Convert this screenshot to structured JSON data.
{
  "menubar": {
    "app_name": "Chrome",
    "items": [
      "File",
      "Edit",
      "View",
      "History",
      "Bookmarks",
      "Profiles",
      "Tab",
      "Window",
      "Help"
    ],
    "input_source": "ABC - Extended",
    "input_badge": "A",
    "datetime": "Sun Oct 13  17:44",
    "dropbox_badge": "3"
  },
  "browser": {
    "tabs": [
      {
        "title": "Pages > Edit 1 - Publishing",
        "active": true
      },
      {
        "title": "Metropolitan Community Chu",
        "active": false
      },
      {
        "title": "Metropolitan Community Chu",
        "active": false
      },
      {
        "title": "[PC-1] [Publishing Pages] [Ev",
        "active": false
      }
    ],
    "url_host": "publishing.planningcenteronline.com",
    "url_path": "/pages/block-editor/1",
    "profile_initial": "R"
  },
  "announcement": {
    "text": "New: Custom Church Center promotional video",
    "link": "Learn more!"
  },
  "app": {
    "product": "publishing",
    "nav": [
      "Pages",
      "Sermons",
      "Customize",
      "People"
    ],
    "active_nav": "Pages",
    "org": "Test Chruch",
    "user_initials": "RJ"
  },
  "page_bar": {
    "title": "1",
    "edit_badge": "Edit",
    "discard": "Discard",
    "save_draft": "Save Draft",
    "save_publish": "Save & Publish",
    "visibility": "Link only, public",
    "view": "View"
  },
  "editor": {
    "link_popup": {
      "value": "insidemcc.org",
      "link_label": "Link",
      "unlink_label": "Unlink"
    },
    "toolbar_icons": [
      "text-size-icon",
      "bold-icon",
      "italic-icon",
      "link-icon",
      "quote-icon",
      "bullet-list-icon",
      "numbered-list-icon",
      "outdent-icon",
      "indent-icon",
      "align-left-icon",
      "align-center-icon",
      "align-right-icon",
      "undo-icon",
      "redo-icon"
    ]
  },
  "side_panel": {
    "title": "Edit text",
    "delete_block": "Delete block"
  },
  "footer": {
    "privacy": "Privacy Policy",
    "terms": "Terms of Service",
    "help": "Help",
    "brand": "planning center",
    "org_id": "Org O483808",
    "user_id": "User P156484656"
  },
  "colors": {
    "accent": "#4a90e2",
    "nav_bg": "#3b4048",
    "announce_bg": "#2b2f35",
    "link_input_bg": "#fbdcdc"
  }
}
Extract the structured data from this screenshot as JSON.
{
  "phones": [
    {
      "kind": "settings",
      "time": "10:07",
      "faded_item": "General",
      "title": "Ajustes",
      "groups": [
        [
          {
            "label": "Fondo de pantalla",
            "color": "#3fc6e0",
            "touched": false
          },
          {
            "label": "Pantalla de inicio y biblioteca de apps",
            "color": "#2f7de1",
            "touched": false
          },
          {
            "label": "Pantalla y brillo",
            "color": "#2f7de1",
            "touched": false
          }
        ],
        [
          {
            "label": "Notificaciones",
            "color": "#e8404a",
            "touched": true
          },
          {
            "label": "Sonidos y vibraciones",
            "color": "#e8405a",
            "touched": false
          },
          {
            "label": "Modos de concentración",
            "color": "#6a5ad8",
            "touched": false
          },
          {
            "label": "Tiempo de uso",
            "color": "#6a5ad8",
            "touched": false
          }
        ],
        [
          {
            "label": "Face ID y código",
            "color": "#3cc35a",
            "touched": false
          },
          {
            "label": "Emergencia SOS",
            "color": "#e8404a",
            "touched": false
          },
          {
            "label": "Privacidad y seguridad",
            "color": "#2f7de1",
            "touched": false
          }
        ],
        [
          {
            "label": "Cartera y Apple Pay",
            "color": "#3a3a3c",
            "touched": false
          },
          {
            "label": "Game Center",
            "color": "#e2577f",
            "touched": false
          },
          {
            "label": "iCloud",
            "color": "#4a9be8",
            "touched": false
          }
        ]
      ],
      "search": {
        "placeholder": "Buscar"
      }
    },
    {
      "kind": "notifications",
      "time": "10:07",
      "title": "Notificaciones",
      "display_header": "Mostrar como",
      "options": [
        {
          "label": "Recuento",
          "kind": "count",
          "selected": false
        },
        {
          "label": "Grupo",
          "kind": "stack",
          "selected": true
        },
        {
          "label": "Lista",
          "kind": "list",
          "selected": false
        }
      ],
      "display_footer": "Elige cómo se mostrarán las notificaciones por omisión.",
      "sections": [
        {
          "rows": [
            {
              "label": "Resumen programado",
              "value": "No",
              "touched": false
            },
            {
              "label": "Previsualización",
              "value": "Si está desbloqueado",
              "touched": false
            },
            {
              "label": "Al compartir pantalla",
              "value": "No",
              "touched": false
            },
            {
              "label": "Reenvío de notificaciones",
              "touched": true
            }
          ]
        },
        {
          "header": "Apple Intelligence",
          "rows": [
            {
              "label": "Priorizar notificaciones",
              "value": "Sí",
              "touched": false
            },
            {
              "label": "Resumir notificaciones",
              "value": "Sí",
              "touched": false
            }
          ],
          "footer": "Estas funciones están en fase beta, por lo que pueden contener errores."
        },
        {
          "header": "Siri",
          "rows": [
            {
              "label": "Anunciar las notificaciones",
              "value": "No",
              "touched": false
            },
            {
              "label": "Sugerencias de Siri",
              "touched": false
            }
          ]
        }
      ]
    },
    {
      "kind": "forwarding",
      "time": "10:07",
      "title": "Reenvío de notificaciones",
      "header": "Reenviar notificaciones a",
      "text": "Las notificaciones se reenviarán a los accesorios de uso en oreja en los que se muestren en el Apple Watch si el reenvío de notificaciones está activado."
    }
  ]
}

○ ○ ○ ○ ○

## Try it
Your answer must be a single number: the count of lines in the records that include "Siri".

## Task response
2